The API plan matrix that has emerged as part of Twitter’s pricing page provides a view of the unfolding plan for the social media platform.

The Twitter API plan doesn’t show the entire scope, as it doesn’t cover the streaming layer of the API, but it does provide an important first step towards bringing coherence to how developers can access the API, and pay for premium levels of access. This conversation isn’t just about Twitter making money or Twitter charging for access to our data, this is about Twitter taking control over who has access to our data, and the platform. It is up to Twitter whether or not they focus on revenue, or the needs of end-users, something that we will only realize as their API plan continues to unfold.

This is the layer where Twitter will begin to reign in bots, and other malicious activity, but it is something that won’t be easy, and undoubtedly cause a lot of pain and frustration for developers, and end-users. It is something they should have done a long time ago, but as we are seeing play out with Facebook, to incentivize the growth their investors and shareholders desired, these platform needed to look the other way at the API management layer. To achieve the eyeballs, clicks, and engagements they desired, it required them to ignore harassment, bots, and other forms of abuse that occurs. Twitter is different than Facebook, because it is primarily a public platform, but the lack of a plan at the API management layer, has had a similar impact.

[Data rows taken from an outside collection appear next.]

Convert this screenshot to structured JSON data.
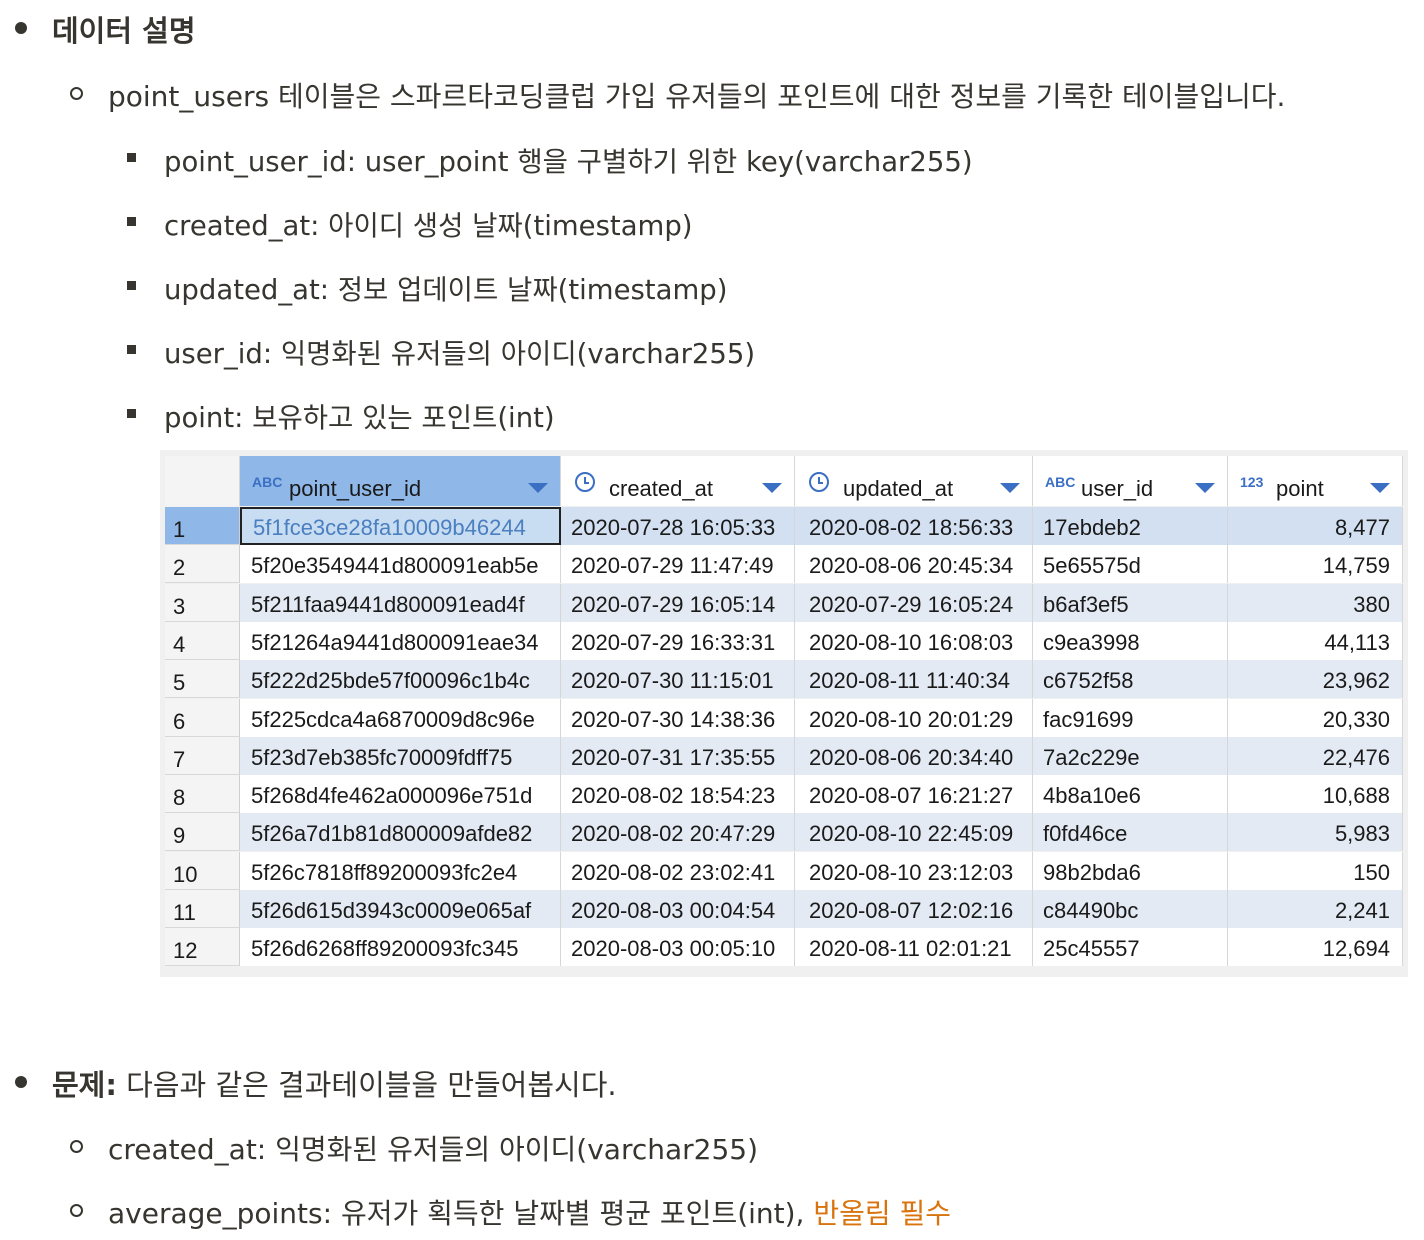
{
  "section1": {
    "title": "데이터 설명",
    "intro": "point_users 테이블은 스파르타코딩클럽 가입 유저들의 포인트에 대한 정보를 기록한 테이블입니다.",
    "fields": [
      "point_user_id: user_point 행을 구별하기 위한 key(varchar255)",
      "created_at: 아이디 생성 날짜(timestamp)",
      "updated_at: 정보 업데이트 날짜(timestamp)",
      "user_id: 익명화된 유저들의 아이디(varchar255)",
      "point: 보유하고 있는 포인트(int)"
    ]
  },
  "table": {
    "columns": [
      {
        "label": "point_user_id",
        "type_icon": "ABC"
      },
      {
        "label": "created_at",
        "type_icon": "clock-icon"
      },
      {
        "label": "updated_at",
        "type_icon": "clock-icon"
      },
      {
        "label": "user_id",
        "type_icon": "ABC"
      },
      {
        "label": "point",
        "type_icon": "123"
      }
    ],
    "rows": [
      [
        "1",
        "5f1fce3ce28fa10009b46244",
        "2020-07-28 16:05:33",
        "2020-08-02 18:56:33",
        "17ebdeb2",
        "8,477"
      ],
      [
        "2",
        "5f20e3549441d800091eab5e",
        "2020-07-29 11:47:49",
        "2020-08-06 20:45:34",
        "5e65575d",
        "14,759"
      ],
      [
        "3",
        "5f211faa9441d800091ead4f",
        "2020-07-29 16:05:14",
        "2020-07-29 16:05:24",
        "b6af3ef5",
        "380"
      ],
      [
        "4",
        "5f21264a9441d800091eae34",
        "2020-07-29 16:33:31",
        "2020-08-10 16:08:03",
        "c9ea3998",
        "44,113"
      ],
      [
        "5",
        "5f222d25bde57f00096c1b4c",
        "2020-07-30 11:15:01",
        "2020-08-11 11:40:34",
        "c6752f58",
        "23,962"
      ],
      [
        "6",
        "5f225cdca4a6870009d8c96e",
        "2020-07-30 14:38:36",
        "2020-08-10 20:01:29",
        "fac91699",
        "20,330"
      ],
      [
        "7",
        "5f23d7eb385fc70009fdff75",
        "2020-07-31 17:35:55",
        "2020-08-06 20:34:40",
        "7a2c229e",
        "22,476"
      ],
      [
        "8",
        "5f268d4fe462a000096e751d",
        "2020-08-02 18:54:23",
        "2020-08-07 16:21:27",
        "4b8a10e6",
        "10,688"
      ],
      [
        "9",
        "5f26a7d1b81d800009afde82",
        "2020-08-02 20:47:29",
        "2020-08-10 22:45:09",
        "f0fd46ce",
        "5,983"
      ],
      [
        "10",
        "5f26c7818ff89200093fc2e4",
        "2020-08-02 23:02:41",
        "2020-08-10 23:12:03",
        "98b2bda6",
        "150"
      ],
      [
        "11",
        "5f26d615d3943c0009e065af",
        "2020-08-03 00:04:54",
        "2020-08-07 12:02:16",
        "c84490bc",
        "2,241"
      ],
      [
        "12",
        "5f26d6268ff89200093fc345",
        "2020-08-03 00:05:10",
        "2020-08-11 02:01:21",
        "25c45557",
        "12,694"
      ]
    ]
  },
  "section2": {
    "label": "문제:",
    "text": " 다음과 같은 결과테이블을 만들어봅시다.",
    "items": [
      {
        "text": "created_at: 익명화된 유저들의 아이디(varchar255)"
      },
      {
        "text": "average_points: 유저가 획득한 날짜별 평균 포인트(int), ",
        "accent": "반올림 필수"
      }
    ]
  },
  "colors": {
    "accent": "#d9730d",
    "selected_header": "#8fb7e8",
    "alt_row": "#e4eaf4"
  }
}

I’ll keep an eye on where Twitter is headed with all of this. While I’m concerned for how they’ll prioritize the needs of end-users and developers, It makes me happy to see them putting a plan in place at the API management level. Twitter has operated for too long without a plan, and without a clear path for serious applications built on the platform to grow and evolve. I’ll keep an eye out for continued examples of Twitter restricting access to our own data, and call them out when they lean to heavily towards revenue generation. While it is a decade too late, I have to commend them for putting their API plan in place, and begin the messy work of reigning in API access to the platform.